It’s April 11, 2012, the day of DAYGLOW, and Bernie Punt awakes with an unsettling feeling that the water-soluble paint had mysteriously become oil-based.
Though his nightmare was never realized, issues with the paint did arise, said Punt, sales and marketing director of the Bryce Jordan Center. Because people left covered in paint, they colored the town with its residue.
But that wasn’t the main problem DAYGLOW caused. With a record number of patients and transports to the Mount Nittany Medical Center, the event raised questions about safety.
Over the course of the two-day concert, 78 patients were seen and 34 people were transported to the hospital. In comparison, the Avicii concert saw 24 patients and 13 transports. Considering concern had already been expressed with the Avicii concert incidents, the results from DAYGLOW didn’t bode well for future Electronic Dance Music concerts at Penn State.
But Punt said he was able to convince the university to continue hosting the concerts on a trial basis because the majority of attendees were safe.
“The one percent [who got in trouble] should not destroy it for the 99 percent that just had a blast,” he said. “The students needed to release last year, so it was a very positive stress reliever…for two, three or four hours they didn’t think about anything but having that experience with that DJ.”

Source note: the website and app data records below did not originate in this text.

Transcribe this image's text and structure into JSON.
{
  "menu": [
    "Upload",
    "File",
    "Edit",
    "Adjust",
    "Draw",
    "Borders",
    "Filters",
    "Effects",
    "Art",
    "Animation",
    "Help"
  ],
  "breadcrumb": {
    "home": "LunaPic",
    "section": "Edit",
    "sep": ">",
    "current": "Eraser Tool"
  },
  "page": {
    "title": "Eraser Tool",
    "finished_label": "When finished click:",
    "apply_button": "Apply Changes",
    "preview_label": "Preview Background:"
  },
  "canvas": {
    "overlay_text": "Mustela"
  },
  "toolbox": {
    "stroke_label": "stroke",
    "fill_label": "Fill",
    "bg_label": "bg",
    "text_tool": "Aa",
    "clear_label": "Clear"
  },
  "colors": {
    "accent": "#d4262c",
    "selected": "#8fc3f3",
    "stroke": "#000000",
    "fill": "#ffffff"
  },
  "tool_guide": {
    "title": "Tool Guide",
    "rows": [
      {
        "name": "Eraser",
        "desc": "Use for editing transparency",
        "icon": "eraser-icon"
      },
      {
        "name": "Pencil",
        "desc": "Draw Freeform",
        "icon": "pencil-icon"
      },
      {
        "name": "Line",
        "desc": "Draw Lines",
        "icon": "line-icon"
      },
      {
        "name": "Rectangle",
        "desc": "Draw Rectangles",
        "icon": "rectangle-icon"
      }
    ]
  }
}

Though DAYGLOW did not terminate all future concerts, each EDM act will be evaluated on a concert-by-concert basis. Because Pretty Lights was canceled and Tiesto was postponed to Feb. 26, no new decisions have been made this year. But if problems do escalate at the next EDM concert, it could cause cancellation of all EDM shows.
To deter excessive drinking, Victoria Maggio, marketing assistant at the BJC, created a safety campaign featuring the notorious Penn State squirrel.
“We want to promote safe concert going because we would love to see these events come back,” Maggio (senior-integrative arts and public relations) said. “[The video] might be funny and some people might make fun of it, but at least the message will get out there. We hope that people will take things seriously…because if things continue to escalate, then Electronic Dance Shows won’t be coming back.”
But the BJC is not the only venue in State College that has hosted EDM concerts. Levels Nightclub, 420 E. College Ave., opened with the intent to host international and national DJs. The club’s next event will occur on Dec. 1, when Tony Arzadon brings dance music to Levels.
And Duo Nightclub, 129 S. Pugh St., has also begun to host DJs. But unlike concerts at the BJC, there hasn’t seemed to be as much controversy about these shows.
Because past EDM concerts at the BJC have been “very busy and active,” Penn State Police Chief Tyrone Parham said the University Police will be vigilant at future shows. He said though people were only charged with alcohol-related incidents, officers suspected that other drugs were involved.
Because of past incidents, Parham added that he is planning to have more officers at future EDM shows, and these officers will be “a little bit more proactive at the gates to deny entry.”
Dr. Margaret Spear, director of University Health Services, also said EDM concerts have been busy for the Emergency Medical Services staff — especially DAYGLOW, which she said was “the most chaotic [because] the most bad stuff happened.”
“I would be happy for [the BJC] to not have events like this because there seem to be a lot of adverse consequences, at least for some of the attendees,” she added.
But Punt said he believes it is actually safer to have EDM concerts at Penn State because if they are not held here, more students will travel to attend. And at the BJC, staff members and the police can “curtail problems,” creating a safer environment.
Though Hannah Hyman, secretary of the Electronic Dance Music Club, said the EDM culture is often “stigmatized” as inducing a drug atmosphere, that’s not what the music is about.
“Not everybody who is into it wants to take drugs,” Hyman (senior-psychology) said. “It’s a misconception that comes out of an honest reality, but it’s blown out of proportion.”
And EDMC Vice President Nic Rase said the club’s shows are proof of that, since there have been no hospitalizations for overdoses. Rather, Rase (sophomore-business) said he thinks the BJC’s incidents are a result of Penn State’s culture.
“At a place like Penn State, when [students] go out, they just want to party and get wasted or drunk,” he said. “[They think] if we’re going to a rave, that’s synonymous for why don’t we just drink before it.”